- Whether the capital increase aims to cause damage to the shareholders and reduce their share in the company, and voting rights (Court of Cassation 11th Civil Chamber, Application No: 1996/6988, Decision No: 1996/7163, Date: 22.10.1996).
- Whether the capital increase is necessary for the company's current situation, incentive practices, and benefitting from opportunities (Court of Cassation 11th Civil Chamber, Application No: 1996/6988, Decision No: 1996/7163, Date: 22.10.1996).
- Whether the capital increase restricts some shareholders' pre-emptive rights indirectly or directly in favor of other shareholders without necessitating the company's interests or needs (Court of Cassation 11th Civil Chamber, Application No: 2003/13782, Decision No: 2004/10454, Date: 28.10.2004).
- Compliance of the capital increase decisions with good faith.
What Can Be Done Against Capital Increase Decisions?
Shareholders can file a lawsuit seeking the cancellation of a capital increase decision if it undermines the balance of rights and interests between shareholders due to a breach of fairness. As stated in a precedent:
"Shareholders who claim that the capital increase decision of the general assembly causes a disruption of the rights and interests among the shareholders, that their pre-emptive rights are not recognized or are assigned to others in a manner contrary to the law, articles of association, and good faith, and that they cannot exercise their pre-emptive rights may file a lawsuit to have the relevant general assembly decision invalidated."
As per the Article 445 of the Turkish Commercial Code ... shareholders may file a lawsuit to have general assembly resolutions that violate the law or the articles of association, especially the principle of good faith, annulled within three months from the date of the resolution.
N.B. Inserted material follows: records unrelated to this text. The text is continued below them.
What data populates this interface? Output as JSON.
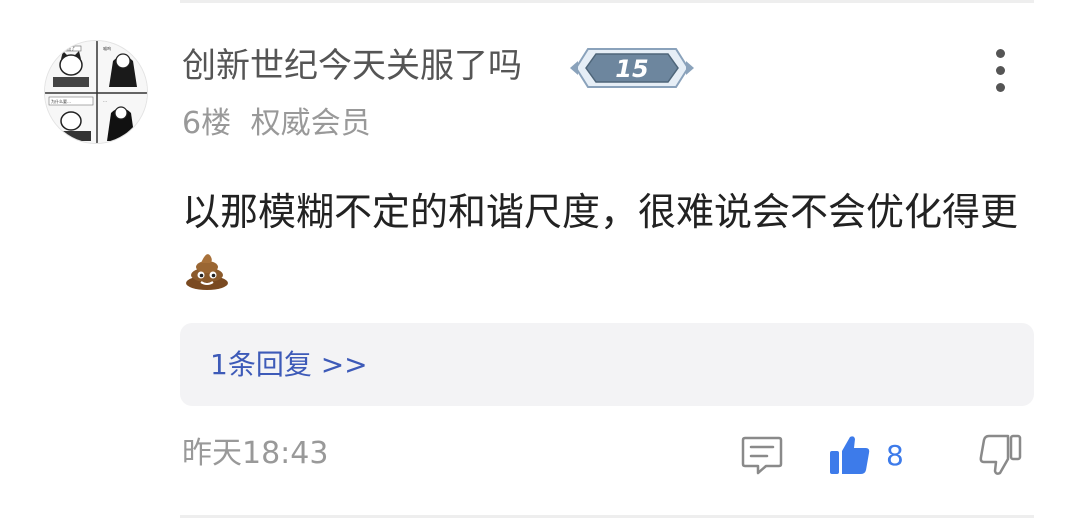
{
  "post": {
    "username": "创新世纪今天关服了吗",
    "level_badge": "15",
    "floor": "6楼",
    "member_tier": "权威会员",
    "content": "以那模糊不定的和谐尺度，很难说会不会优化得更",
    "content_emoji": "poop-emoji",
    "replies_link": "1条回复 >>",
    "timestamp": "昨天18:43",
    "like_count": "8"
  },
  "avatar": {
    "comic_text": [
      "上班了",
      "喵呜",
      "为什么要…",
      "…"
    ]
  },
  "colors": {
    "link": "#3d5ab8",
    "like": "#3d7bea",
    "text_primary": "#222222",
    "text_secondary": "#999999",
    "badge": "#5f7890"
  },
  "icons": [
    "more-vertical-icon",
    "comment-icon",
    "thumbs-up-icon",
    "thumbs-down-icon",
    "level-badge-icon",
    "poop-emoji-icon"
  ]
}
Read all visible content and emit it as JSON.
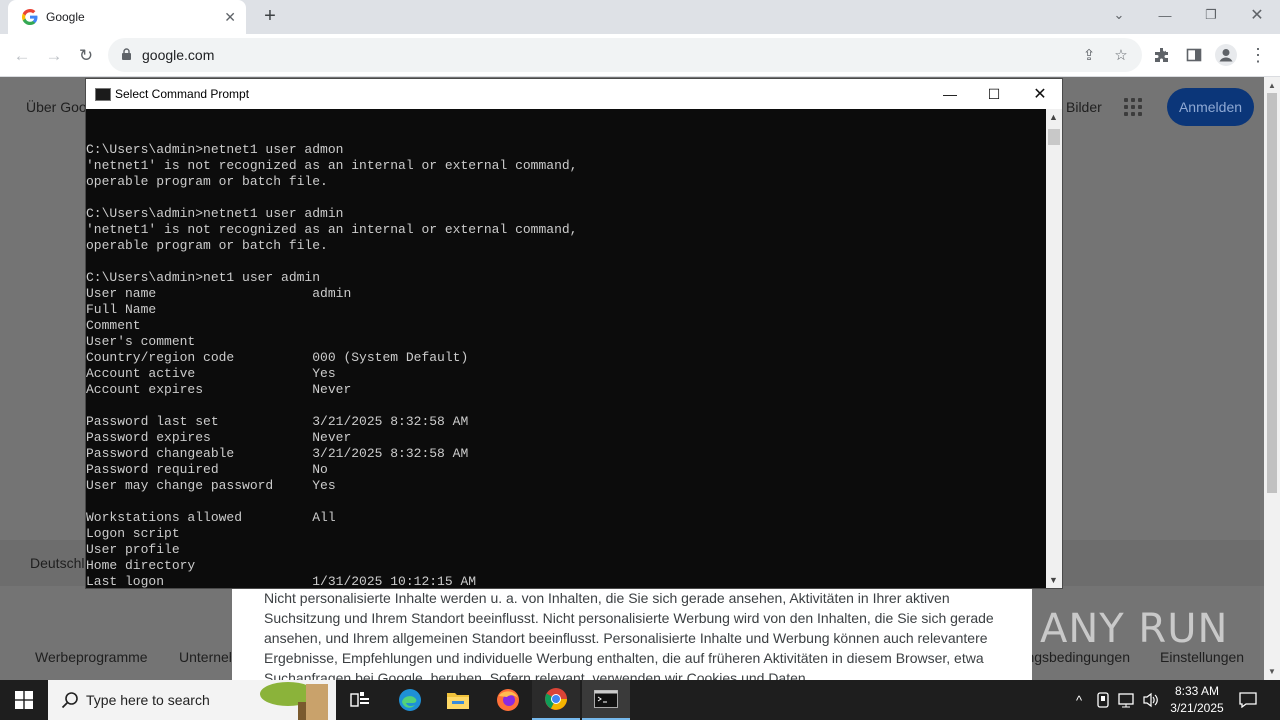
{
  "browser": {
    "tab_title": "Google",
    "url": "google.com"
  },
  "page": {
    "about_link": "Über Google",
    "images_link": "Bilder",
    "signin_label": "Anmelden",
    "region": "Deutschland",
    "footer_links": [
      "Werbeprogramme",
      "Unternehmen",
      "Nutzungsbedingungen",
      "Einstellungen"
    ],
    "consent_text": "Nicht personalisierte Inhalte werden u. a. von Inhalten, die Sie sich gerade ansehen, Aktivitäten in Ihrer aktiven Suchsitzung und Ihrem Standort beeinflusst. Nicht personalisierte Werbung wird von den Inhalten, die Sie sich gerade ansehen, und Ihrem allgemeinen Standort beeinflusst. Personalisierte Inhalte und Werbung können auch relevantere Ergebnisse, Empfehlungen und individuelle Werbung enthalten, die auf früheren Aktivitäten in diesem Browser, etwa Suchanfragen bei Google, beruhen. Sofern relevant, verwenden wir Cookies und Daten",
    "watermark": "ANY RUN"
  },
  "cmd": {
    "title": "Select Command Prompt",
    "lines": [
      "C:\\Users\\admin>netnet1 user admon",
      "'netnet1' is not recognized as an internal or external command,",
      "operable program or batch file.",
      "",
      "C:\\Users\\admin>netnet1 user admin",
      "'netnet1' is not recognized as an internal or external command,",
      "operable program or batch file.",
      "",
      "C:\\Users\\admin>net1 user admin",
      "User name                    admin",
      "Full Name",
      "Comment",
      "User's comment",
      "Country/region code          000 (System Default)",
      "Account active               Yes",
      "Account expires              Never",
      "",
      "Password last set            3/21/2025 8:32:58 AM",
      "Password expires             Never",
      "Password changeable          3/21/2025 8:32:58 AM",
      "Password required            No",
      "User may change password     Yes",
      "",
      "Workstations allowed         All",
      "Logon script",
      "User profile",
      "Home directory",
      "Last logon                   1/31/2025 10:12:15 AM"
    ]
  },
  "taskbar": {
    "search_placeholder": "Type here to search",
    "time": "8:33 AM",
    "date": "3/21/2025"
  }
}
Therefore, within three months, a lawsuit can be filed against the general assembly decision on capital increase if it disrupts the balance of rights and interests and restricts pre-emptive rights due to a breach of fairness.
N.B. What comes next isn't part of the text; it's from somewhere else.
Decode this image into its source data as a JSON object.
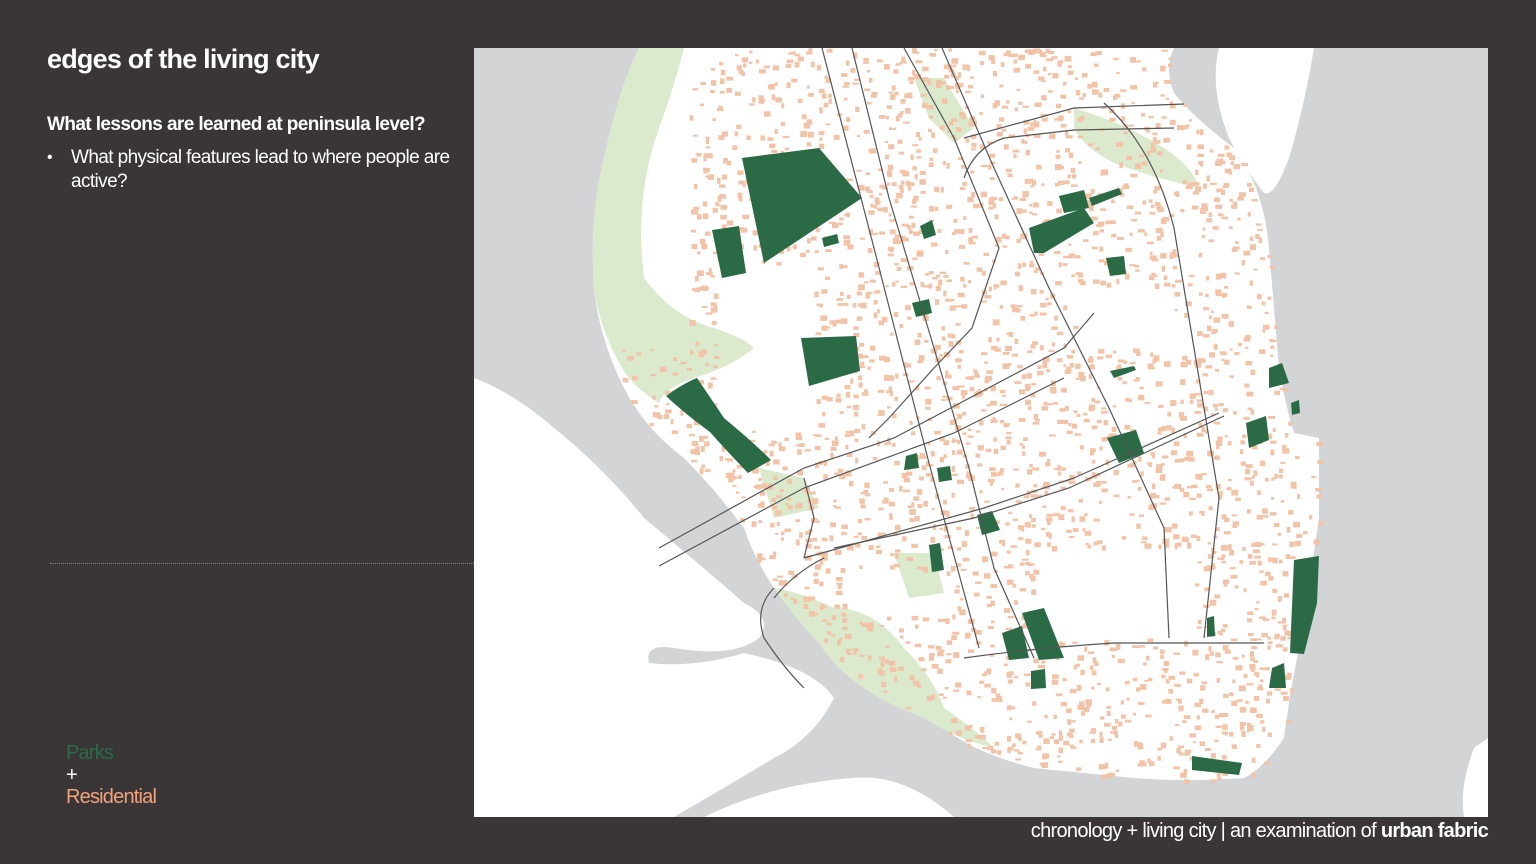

However, the reduction of share and profit ratios solely due to some shareholders not participating in the capital increase does not automatically render the decision in breach of good faith. As stated in a precedent:
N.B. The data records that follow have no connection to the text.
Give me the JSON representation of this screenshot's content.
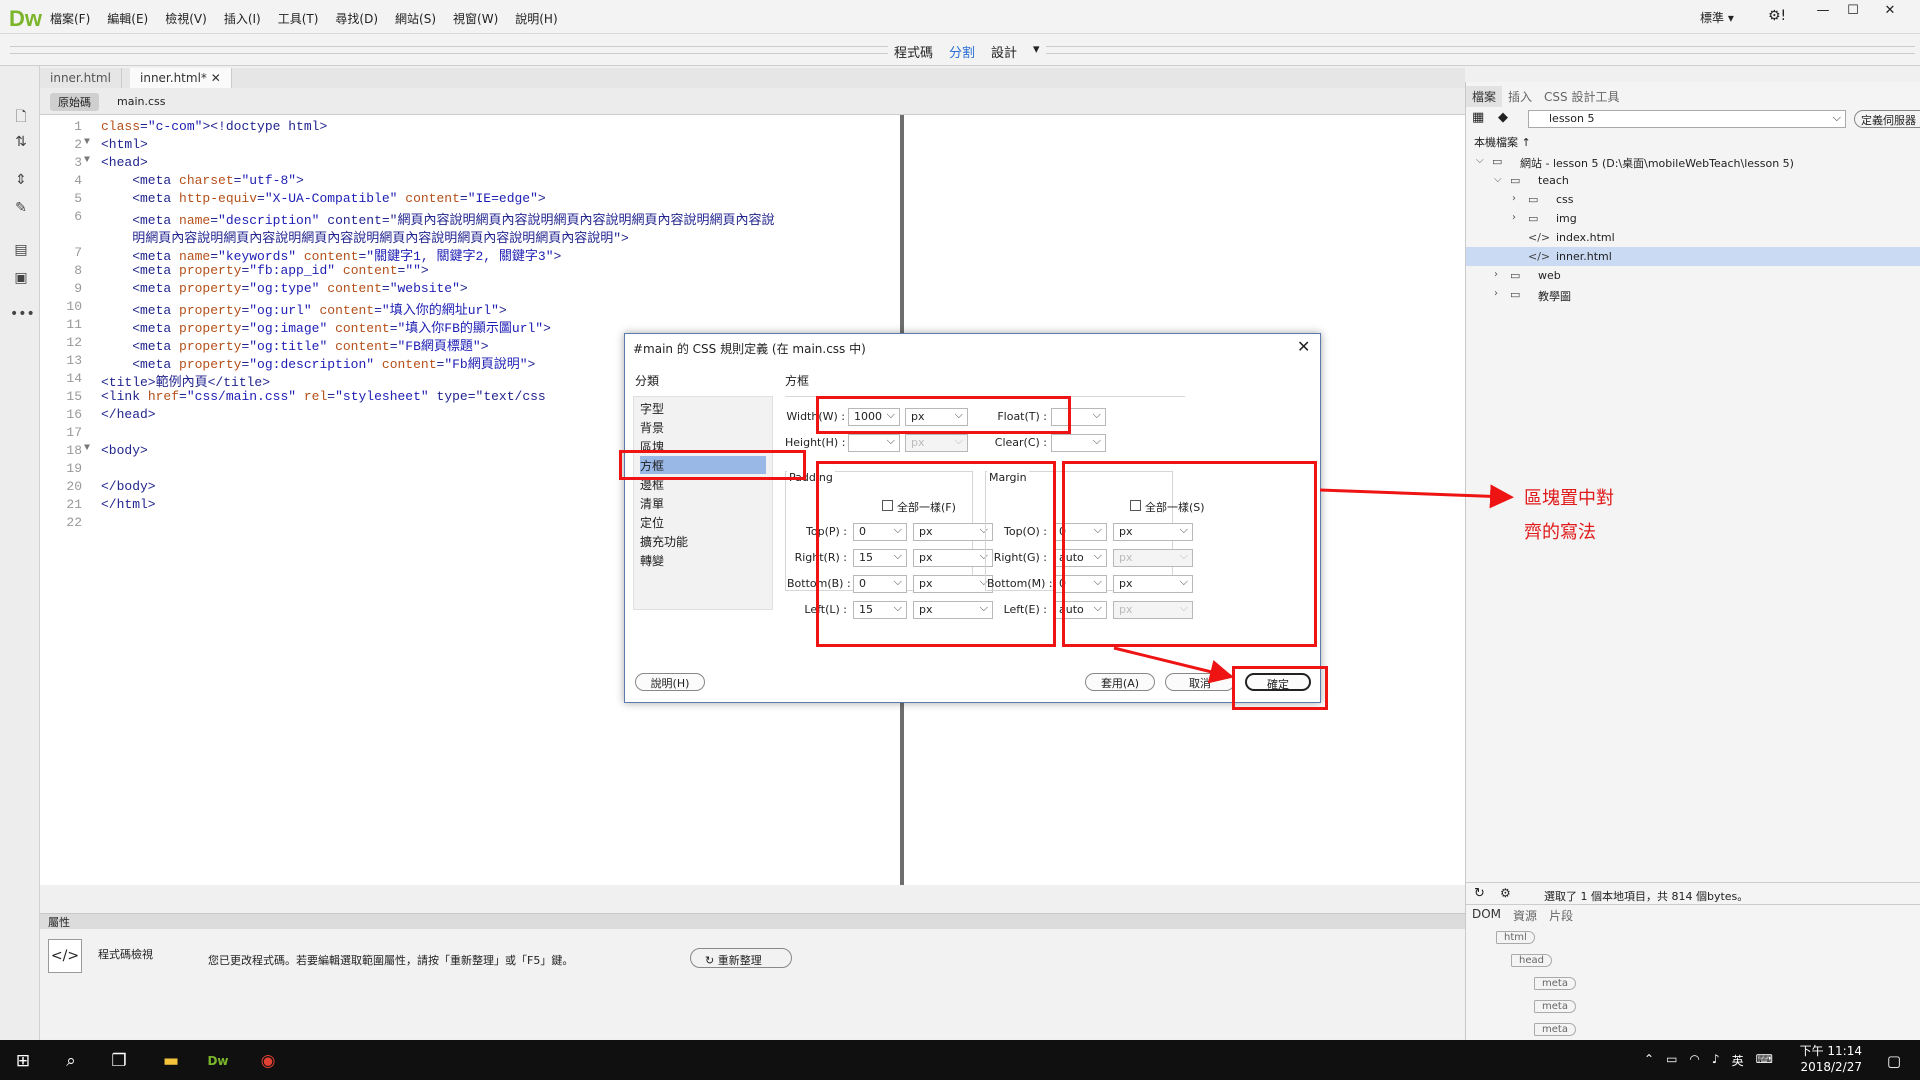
{
  "app": {
    "logo": "Dw",
    "menus": [
      "檔案(F)",
      "編輯(E)",
      "檢視(V)",
      "插入(I)",
      "工具(T)",
      "尋找(D)",
      "網站(S)",
      "視窗(W)",
      "說明(H)"
    ],
    "workspace": "標準",
    "view_buttons": [
      "程式碼",
      "分割",
      "設計"
    ],
    "active_view": "分割"
  },
  "doc_tabs": [
    "inner.html",
    "inner.html*"
  ],
  "source_bar": {
    "source_label": "原始碼",
    "related_file": "main.css"
  },
  "code_lines": [
    {
      "n": "1",
      "fold": "",
      "text": "<!doctype html>"
    },
    {
      "n": "2",
      "fold": "▼",
      "text": "<html>"
    },
    {
      "n": "3",
      "fold": "▼",
      "text": "<head>"
    },
    {
      "n": "4",
      "fold": "",
      "text": "    <meta charset=\"utf-8\">"
    },
    {
      "n": "5",
      "fold": "",
      "text": "    <meta http-equiv=\"X-UA-Compatible\" content=\"IE=edge\">"
    },
    {
      "n": "6",
      "fold": "",
      "text": "    <meta name=\"description\" content=\"網頁內容說明網頁內容說明網頁內容說明網頁內容說明網頁內容說"
    },
    {
      "n": "",
      "fold": "",
      "text": "    明網頁內容說明網頁內容說明網頁內容說明網頁內容說明網頁內容說明網頁內容說明\">"
    },
    {
      "n": "7",
      "fold": "",
      "text": "    <meta name=\"keywords\" content=\"關鍵字1, 關鍵字2, 關鍵字3\">"
    },
    {
      "n": "8",
      "fold": "",
      "text": "    <meta property=\"fb:app_id\" content=\"\">"
    },
    {
      "n": "9",
      "fold": "",
      "text": "    <meta property=\"og:type\" content=\"website\">"
    },
    {
      "n": "10",
      "fold": "",
      "text": "    <meta property=\"og:url\" content=\"填入你的網址url\">"
    },
    {
      "n": "11",
      "fold": "",
      "text": "    <meta property=\"og:image\" content=\"填入你FB的顯示圖url\">"
    },
    {
      "n": "12",
      "fold": "",
      "text": "    <meta property=\"og:title\" content=\"FB網頁標題\">"
    },
    {
      "n": "13",
      "fold": "",
      "text": "    <meta property=\"og:description\" content=\"Fb網頁說明\">"
    },
    {
      "n": "14",
      "fold": "",
      "text": "<title>範例內頁</title>"
    },
    {
      "n": "15",
      "fold": "",
      "text": "<link href=\"css/main.css\" rel=\"stylesheet\" type=\"text/css"
    },
    {
      "n": "16",
      "fold": "",
      "text": "</head>"
    },
    {
      "n": "17",
      "fold": "",
      "text": ""
    },
    {
      "n": "18",
      "fold": "▼",
      "text": "<body>"
    },
    {
      "n": "19",
      "fold": "",
      "text": ""
    },
    {
      "n": "20",
      "fold": "",
      "text": "</body>"
    },
    {
      "n": "21",
      "fold": "",
      "text": "</html>"
    },
    {
      "n": "22",
      "fold": "",
      "text": ""
    }
  ],
  "properties": {
    "header": "屬性",
    "mode": "程式碼檢視",
    "message": "您已更改程式碼。若要編輯選取範圍屬性，請按「重新整理」或「F5」鍵。",
    "refresh": "重新整理"
  },
  "files_panel": {
    "tabs": [
      "檔案",
      "插入",
      "CSS 設計工具"
    ],
    "site": "lesson 5",
    "define_server": "定義伺服器",
    "local_files": "本機檔案 ↑",
    "tree": [
      {
        "label": "網站 - lesson 5 (D:\\桌面\\mobileWebTeach\\lesson 5)",
        "arrow": "⌵",
        "icon": "▭",
        "sel": false
      },
      {
        "label": "teach",
        "arrow": "⌵",
        "icon": "▭",
        "sel": false
      },
      {
        "label": "css",
        "arrow": "›",
        "icon": "▭",
        "sel": false
      },
      {
        "label": "img",
        "arrow": "›",
        "icon": "▭",
        "sel": false
      },
      {
        "label": "index.html",
        "arrow": "",
        "icon": "</>",
        "sel": false
      },
      {
        "label": "inner.html",
        "arrow": "",
        "icon": "</>",
        "sel": true
      },
      {
        "label": "web",
        "arrow": "›",
        "icon": "▭",
        "sel": false
      },
      {
        "label": "教學圖",
        "arrow": "›",
        "icon": "▭",
        "sel": false
      }
    ],
    "status": "選取了 1 個本地項目，共 814 個bytes。",
    "dom_tabs": [
      "DOM",
      "資源",
      "片段"
    ],
    "dom_nodes": [
      "html",
      "head",
      "meta",
      "meta",
      "meta"
    ]
  },
  "dialog": {
    "title": "#main 的 CSS 規則定義 (在 main.css 中)",
    "category_label": "分類",
    "categories": [
      "字型",
      "背景",
      "區塊",
      "方框",
      "邊框",
      "清單",
      "定位",
      "擴充功能",
      "轉變"
    ],
    "selected_category": "方框",
    "section": "方框",
    "width_label": "Width(W) :",
    "width_value": "1000",
    "width_unit": "px",
    "height_label": "Height(H) :",
    "height_unit": "px",
    "float_label": "Float(T) :",
    "clear_label": "Clear(C) :",
    "padding_title": "Padding",
    "margin_title": "Margin",
    "padding_same": "全部一樣(F)",
    "margin_same": "全部一樣(S)",
    "padding": [
      {
        "label": "Top(P) :",
        "value": "0",
        "unit": "px"
      },
      {
        "label": "Right(R) :",
        "value": "15",
        "unit": "px"
      },
      {
        "label": "Bottom(B) :",
        "value": "0",
        "unit": "px"
      },
      {
        "label": "Left(L) :",
        "value": "15",
        "unit": "px"
      }
    ],
    "margin": [
      {
        "label": "Top(O) :",
        "value": "0",
        "unit": "px",
        "dis": false
      },
      {
        "label": "Right(G) :",
        "value": "auto",
        "unit": "px",
        "dis": true
      },
      {
        "label": "Bottom(M) :",
        "value": "0",
        "unit": "px",
        "dis": false
      },
      {
        "label": "Left(E) :",
        "value": "auto",
        "unit": "px",
        "dis": true
      }
    ],
    "help": "說明(H)",
    "apply": "套用(A)",
    "cancel": "取消",
    "ok": "確定"
  },
  "annotation": [
    "區塊置中對",
    "齊的寫法"
  ],
  "taskbar": {
    "time": "下午 11:14",
    "date": "2018/2/27",
    "ime": "英"
  },
  "colors": {
    "highlight_red": "#ee1414",
    "dw_green": "#7bb52b",
    "view_active": "#2b6fd6"
  }
}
"If the shareholders have the financial means to participate in the capital increase without any impediments, and if there is no harm to them if they participate, and if it cannot be proven that the capital increase aims to cause damage to the plaintiffs, it cannot be accepted that the reduction in the shares and profit ratios of such shareholders solely due to their inability to participate is contrary to objective good faith principles."
Obtaining Provisional Measure
Another action that can be taken against a capital increase decision is to obtain a provisional measure. The provisional measure can be obtained either before or after filing the lawsuit. According to Article 390 of the Code of Civil Procedure ("CCP"), the party requesting a provisional measure should provide evidence close to demonstrating the reasons and justifications for the measure, even if they cannot present conclusive evidence.
In order to obtain a provisional measure, certain conditions are required:
- The possibility of a significant difficulty or complete impossibility in obtaining the right due to a change that may occur in the current situation.
- Concerns about the occurrence of a disadvantage or serious harm due to delay.
By approximately proving the existence of these conditions, the plaintiff can request the suspension of the general assembly decision regarding the capital increase in Turkey.
In conclusion, capital increase in joint-stock companies is subject to certain limitations, guided by the principles of good faith and fairness. Shareholders have the right to seek legal remedies against capital increases aimed at harming other shareholders. Capital increase can be a complex process, and taking legal steps with caution is crucial. Otherwise, opportunities may be missed, resulting in loss of time and effort. Therefore, it is advisable to work with an experienced corporate law attorney in Turkey for expert guidance.